Why were Ibsen’s plays—Hedda Gabler in particular—so unappreciated upon their debut? Ibsen’s biographer Michael Meyer explains a key obstacle for Victorian audiences: “People who could comprehend a complex character in a novel, with the aid of narrative explanation and the character’s reflections, were often helpless when faced with the same character expressed only through dialogue.” Modern audiences expect this when attending the theatre, but Ibsen was the first playwright to compose drama in such a way. Additionally, the play is written entirely in short exchanges of just a few sentences, also unusual for plays at that time.
Despite its cold initial reception, the play, and Ibsen himself, continued to gain acceptance and popularity in a very short time. In the half century following the play’s debut in America in 1898, there were 15 Broadway productions. It remains the most produced of Ibsen’s plays in both the United Kingdom and the United States. By the time Ibsen died in 1902 at the age of 78, his influence was assured and thousands came to pay their respects. Fittingly, the playwright’s last word was “tvertimod!”, which means “on the contrary.”
The role of Hedda remains one of the most desired roles for an actress. Elizabeth Robins originated the role in London and starred in the first Broadway production. Other notable actresses to play the role over the years include Eva Le Gallienne (1928, renowned as one of the best interpretations), Peggy Ashcroft (1954), Maggie Smith (1970, in a production directed by Swedish auteur Ingmar Bergman), Claire Bloom (1971), Glenda Jackson (1975), Diana Rigg (1981, TV movie), Fiona Shaw (1991), Annette Bening (1999), Martha Plimpton (2001, Steppenwolf), Kate Burton (2002), Cate Blanchett (2006), and Mary-Louise Parker (2009). The Nicholas Rudall translation of the play first premiered at Court Theatre in Chicago in 1984, with Writers Theatre favorite William Brown playing the role of Eilert Lovborg.
All of Ibsen’s plays, and particularly his masterpiece Hedda Gabler, deeply influenced those following in his footsteps.
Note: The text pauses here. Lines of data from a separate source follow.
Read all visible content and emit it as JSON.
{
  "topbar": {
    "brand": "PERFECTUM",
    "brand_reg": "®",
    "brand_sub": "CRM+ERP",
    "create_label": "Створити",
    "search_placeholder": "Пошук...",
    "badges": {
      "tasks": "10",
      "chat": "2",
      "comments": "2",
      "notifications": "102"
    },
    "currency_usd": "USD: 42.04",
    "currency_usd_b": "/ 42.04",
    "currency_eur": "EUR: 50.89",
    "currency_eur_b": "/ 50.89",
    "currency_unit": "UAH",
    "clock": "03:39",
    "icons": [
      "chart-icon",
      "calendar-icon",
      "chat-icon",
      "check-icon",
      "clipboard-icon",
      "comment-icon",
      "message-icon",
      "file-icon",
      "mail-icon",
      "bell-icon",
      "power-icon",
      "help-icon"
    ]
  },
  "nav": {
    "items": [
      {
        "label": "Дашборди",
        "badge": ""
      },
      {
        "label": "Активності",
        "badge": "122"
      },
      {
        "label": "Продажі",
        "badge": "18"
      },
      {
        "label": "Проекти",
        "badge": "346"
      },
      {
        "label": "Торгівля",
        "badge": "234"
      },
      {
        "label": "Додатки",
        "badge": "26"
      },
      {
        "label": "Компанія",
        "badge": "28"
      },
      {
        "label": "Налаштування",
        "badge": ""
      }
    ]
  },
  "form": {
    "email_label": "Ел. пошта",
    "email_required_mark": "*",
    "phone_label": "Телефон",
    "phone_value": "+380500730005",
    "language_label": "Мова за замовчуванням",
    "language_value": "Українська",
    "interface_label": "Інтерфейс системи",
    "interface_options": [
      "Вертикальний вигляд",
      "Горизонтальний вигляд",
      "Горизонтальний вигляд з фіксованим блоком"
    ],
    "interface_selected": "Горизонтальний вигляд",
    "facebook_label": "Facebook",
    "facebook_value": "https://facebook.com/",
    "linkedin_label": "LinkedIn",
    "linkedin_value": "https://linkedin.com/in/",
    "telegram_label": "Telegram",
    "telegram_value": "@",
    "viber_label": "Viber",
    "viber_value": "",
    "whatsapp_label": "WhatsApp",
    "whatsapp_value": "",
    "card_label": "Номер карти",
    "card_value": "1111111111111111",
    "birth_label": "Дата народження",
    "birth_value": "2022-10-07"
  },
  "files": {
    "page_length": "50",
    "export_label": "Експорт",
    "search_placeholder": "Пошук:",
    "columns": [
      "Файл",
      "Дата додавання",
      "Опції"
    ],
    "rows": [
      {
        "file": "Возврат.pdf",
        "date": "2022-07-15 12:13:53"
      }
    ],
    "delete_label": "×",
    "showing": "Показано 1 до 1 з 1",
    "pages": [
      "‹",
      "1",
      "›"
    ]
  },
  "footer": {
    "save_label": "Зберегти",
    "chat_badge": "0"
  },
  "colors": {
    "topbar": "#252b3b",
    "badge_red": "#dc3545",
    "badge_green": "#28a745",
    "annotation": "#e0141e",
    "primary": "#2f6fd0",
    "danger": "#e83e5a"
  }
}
Two of his younger contemporaries, Strindberg and Chekhov, while disliking Ibsen, continued to explore in their works the modern tragedy that Ibsen had created. Successive writers had no qualms putting Ibsen on a pedestal and acknowledging his influence on their writings. Pirandello declared, “After Shakespeare, I unhesitatingly place Ibsen first.” Eugene O’Neill called his work “intensely human and understandable” and “much nearer to me than Shakespeare.” But perhaps Swedish critic Martin Lamm put it best when he said, “Ibsen is the Rome of modern drama. All roads ultimately lead from him and to him.”